A paleontologist has discovered what he believes to be the lair of an ancient, real-life kraken.
The Kraken, as you may be aware, is a giant, octopus-like sea creature of myth, capable of dragging entire ships to the bottom of the ocean. Kids will probably tell you that Bill Nighy used one to put the screws to Johnny Depp not too long ago. But paleontologist Mark McMenamin believes that a real live kraken may have one day roamed the depths, albeit a little further back in history than is generally thought.
McMenamin spent time at the Berlin-Ichthyosaur State Park in Nevada this summer, examining the fossilized remains of nine 45-foot-log ichthyosaurs, giant marine reptiles that thrived during the Mesozoic era. In the 1950s, Charles Camp of U.C. Berkeley posited that these ichthyosaurs had died accidentally in shallow water or from ingesting a toxic plankton bloom, but a more recent analysis of the rocks around the fossils suggest that it was actually a deep-water environment, putting that theory in doubt.
That was the mystery that initially attracted McMenamin to the site, but it was the state of the bones that grabbed his attention once he got there. Not only did they indicate that the reptiles hadn't all died at the same time, but they also appeared to have been "purposefully rearranged," a behavior exhibited in the current era by none other than the octopus. He also noted that the skeletons had twisted necks and many more broken ribs than would be expected in an accidental death.
But that isn't something any normal-sized octopus could pull off. Only a true colossus of the sea could capture and kill such massive prey. Only... a kraken! "I think that these things were captured by the kraken and taken to the midden and the cephalopod would take them apart," McMenamin said.
Even more bizarrely, the vertebrae are arranged in patterns similar to those of sucker discs on cephalopod arms. "In other words," the Geological Society of America stated in a press release, "the vertebral disc 'pavement' seen at the state park may represent the earliest known self-portrait."
Lending credence to McMenamin's theory is a discovery by the Seattle Aquarium, captured on video, that large octopuses actually hunt and kill sharks. "We think that this cephalopod in the Triassic was doing the same thing," McMenamin said. "It was either drowning them or breaking their necks."

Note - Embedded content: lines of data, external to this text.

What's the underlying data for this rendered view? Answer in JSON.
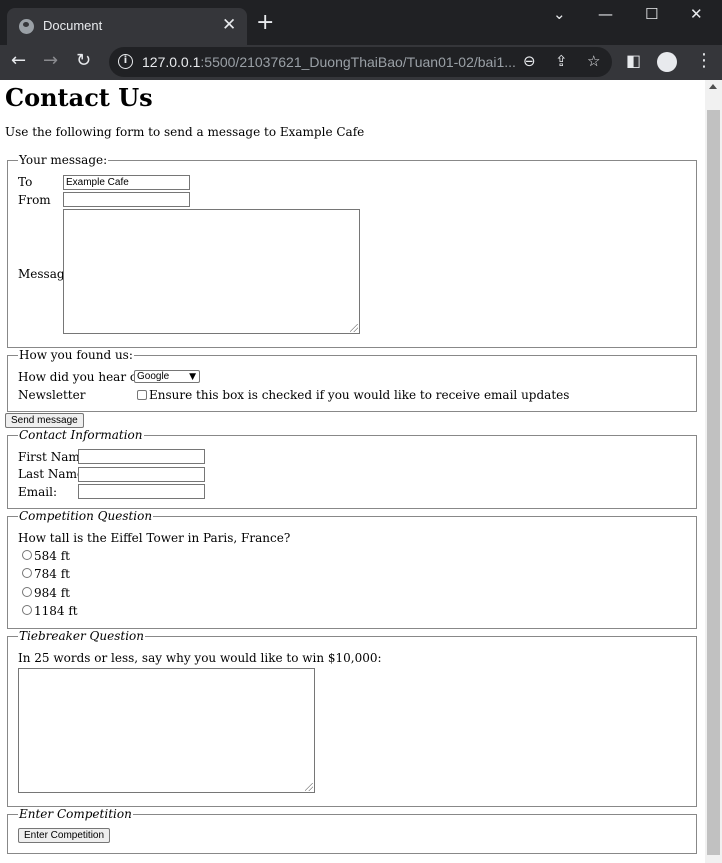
{
  "browser": {
    "tab_title": "Document",
    "url_host": "127.0.0.1",
    "url_path": ":5500/21037621_DuongThaiBao/Tuan01-02/bai1..."
  },
  "page": {
    "title": "Contact Us",
    "intro": "Use the following form to send a message to Example Cafe"
  },
  "message_fieldset": {
    "legend": "Your message:",
    "to_label": "To",
    "to_value": "Example Cafe",
    "from_label": "From",
    "from_value": "",
    "message_label": "Message",
    "message_value": ""
  },
  "found_us_fieldset": {
    "legend": "How you found us:",
    "hear_label": "How did you hear of us",
    "hear_selected": "Google",
    "newsletter_label": "Newsletter",
    "newsletter_checked": false,
    "newsletter_text": "Ensure this box is checked if you would like to receive email updates"
  },
  "send_button": "Send message",
  "contact_fieldset": {
    "legend": "Contact Information",
    "first_name_label": "First Name:",
    "last_name_label": "Last Name:",
    "email_label": "Email:"
  },
  "competition_fieldset": {
    "legend": "Competition Question",
    "question": "How tall is the Eiffel Tower in Paris, France?",
    "options": [
      "584 ft",
      "784 ft",
      "984 ft",
      "1184 ft"
    ]
  },
  "tiebreaker_fieldset": {
    "legend": "Tiebreaker Question",
    "prompt": "In 25 words or less, say why you would like to win $10,000:"
  },
  "enter_fieldset": {
    "legend": "Enter Competition",
    "button": "Enter Competition"
  }
}
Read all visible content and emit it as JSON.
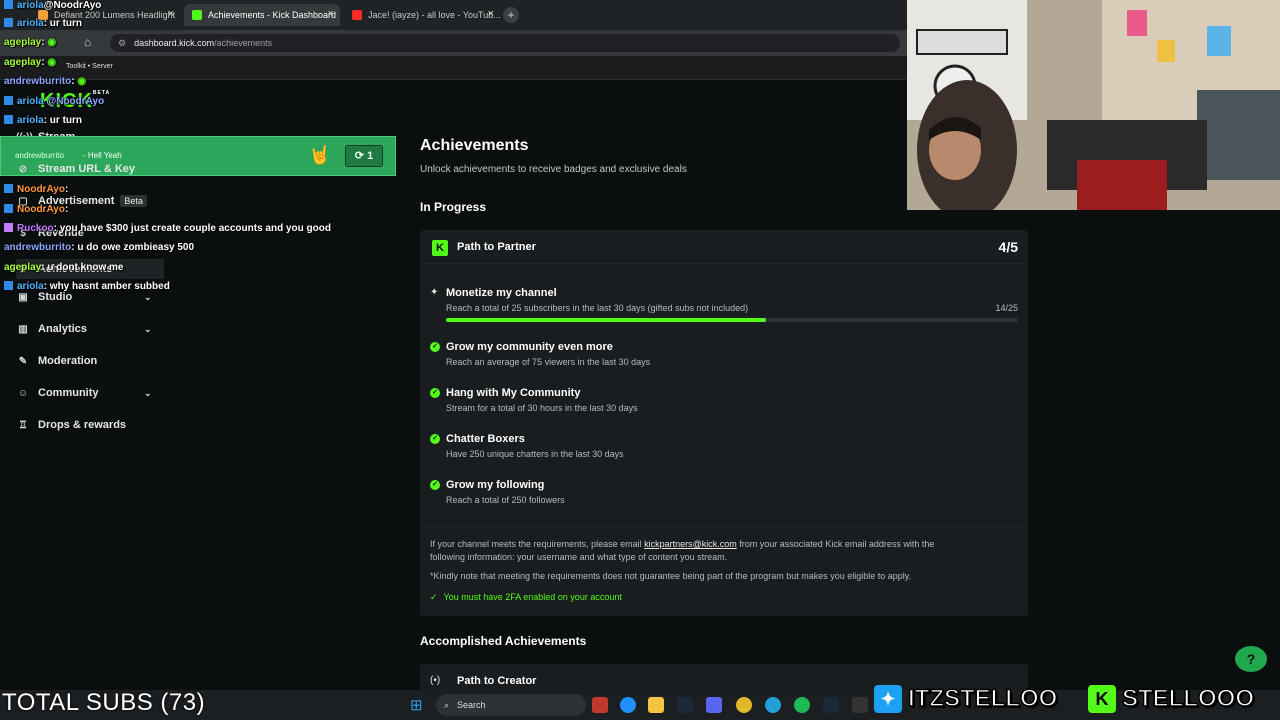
{
  "browser": {
    "tabs": [
      {
        "title": "Defiant 200 Lumens Headlight",
        "active": false
      },
      {
        "title": "Achievements - Kick Dashboard",
        "active": true
      },
      {
        "title": "Jace! (iayze) - all love - YouTub...",
        "active": false
      }
    ],
    "url_host": "dashboard.kick.com",
    "url_path": "/achievements",
    "bookmark": "Toolkit • Server"
  },
  "kick_logo": "KICK",
  "kick_logo_tag": "BETA",
  "sidebar": {
    "items": [
      {
        "label": "Stream",
        "icon": "broadcast-icon"
      },
      {
        "label": "Stream URL & Key",
        "icon": "link-icon"
      },
      {
        "label": "Advertisement",
        "badge": "Beta",
        "icon": "ad-icon"
      },
      {
        "label": "Revenue",
        "icon": "revenue-icon"
      },
      {
        "label": "Achievements",
        "icon": "trophy-icon"
      },
      {
        "label": "Studio",
        "icon": "studio-icon"
      },
      {
        "label": "Analytics",
        "icon": "chart-icon"
      },
      {
        "label": "Moderation",
        "icon": "wrench-icon"
      },
      {
        "label": "Community",
        "icon": "people-icon"
      },
      {
        "label": "Drops & rewards",
        "icon": "gift-icon"
      }
    ]
  },
  "alert": {
    "user": "andrewburrito",
    "message": "- Hell Yeah",
    "count": "1"
  },
  "chat": [
    {
      "user": "ariola",
      "color": "#4fb3ff",
      "msg": ": ur turn",
      "badge": "blue"
    },
    {
      "user": "ageplay",
      "color": "#a7ff3a",
      "msg": ":",
      "badge": "none"
    },
    {
      "user": "ageplay",
      "color": "#a7ff3a",
      "msg": ":",
      "badge": "none"
    },
    {
      "user": "andrewburrito",
      "color": "#8aa8ff",
      "msg": ":",
      "badge": "none"
    },
    {
      "user": "ariola",
      "color": "#4fb3ff",
      "msg": "@NoodrAyo",
      "badge": "blue"
    },
    {
      "user": "ariola",
      "color": "#4fb3ff",
      "msg": ": ur turn",
      "badge": "blue"
    },
    {
      "user": "NoodrAyo",
      "color": "#ff9b3d",
      "msg": ":",
      "badge": "blue"
    },
    {
      "user": "NoodrAyo",
      "color": "#ff9b3d",
      "msg": ":",
      "badge": "blue"
    },
    {
      "user": "Ruckoo",
      "color": "#c47bff",
      "msg": ": you have $300 just create couple accounts and you good",
      "badge": "none"
    },
    {
      "user": "andrewburrito",
      "color": "#8aa8ff",
      "msg": ": u do owe zombieasy 500",
      "badge": "none"
    },
    {
      "user": "ageplay",
      "color": "#a7ff3a",
      "msg": ": u dont know me",
      "badge": "none"
    },
    {
      "user": "ariola",
      "color": "#4fb3ff",
      "msg": ": why hasnt amber subbed",
      "badge": "blue"
    }
  ],
  "main": {
    "title": "Achievements",
    "subtitle": "Unlock achievements to receive badges and exclusive deals",
    "in_progress_title": "In Progress",
    "card": {
      "title": "Path to Partner",
      "progress": "4/5",
      "achievements": [
        {
          "title": "Monetize my channel",
          "desc": "Reach a total of 25 subscribers in the last 30 days (gifted subs not included)",
          "status": "in_progress",
          "progress_text": "14/25",
          "progress_fraction": 0.56
        },
        {
          "title": "Grow my community even more",
          "desc": "Reach an average of 75 viewers in the last 30 days",
          "status": "done"
        },
        {
          "title": "Hang with My Community",
          "desc": "Stream for a total of 30 hours in the last 30 days",
          "status": "done"
        },
        {
          "title": "Chatter Boxers",
          "desc": "Have 250 unique chatters in the last 30 days",
          "status": "done"
        },
        {
          "title": "Grow my following",
          "desc": "Reach a total of 250 followers",
          "status": "done"
        }
      ],
      "footer_line1_a": "If your channel meets the requirements, please email ",
      "footer_email": "kickpartners@kick.com",
      "footer_line1_b": " from your associated Kick email address with the",
      "footer_line2": "following information: your username and what type of content you stream.",
      "footer_note": "*Kindly note that meeting the requirements does not guarantee being part of the program but makes you eligible to apply.",
      "footer_2fa": "You must have 2FA enabled on your account"
    },
    "accomplished_title": "Accomplished Achievements",
    "creator_card_title": "Path to Creator"
  },
  "overlay": {
    "total_subs": "TOTAL SUBS (73)",
    "twitter_handle": "ITZSTELLOO",
    "kick_handle": "STELLOOO"
  },
  "taskbar": {
    "search_placeholder": "Search"
  },
  "colors": {
    "kick_green": "#53fc18",
    "bg": "#0b0e0f",
    "card": "#191d1f"
  }
}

His theory will be very difficult to prove. His hypothetical kraken is soft, squishy and, aside from its beak, entirely boneless, which means the likelihood of finding any fossilized evidence of the thing is extremely low. Nonetheless, McMenamin, who presented his findings at the annual meeting of the Geological Society of America yesterday, is confident in his work. "We're ready for this," he said. "We have a very good case."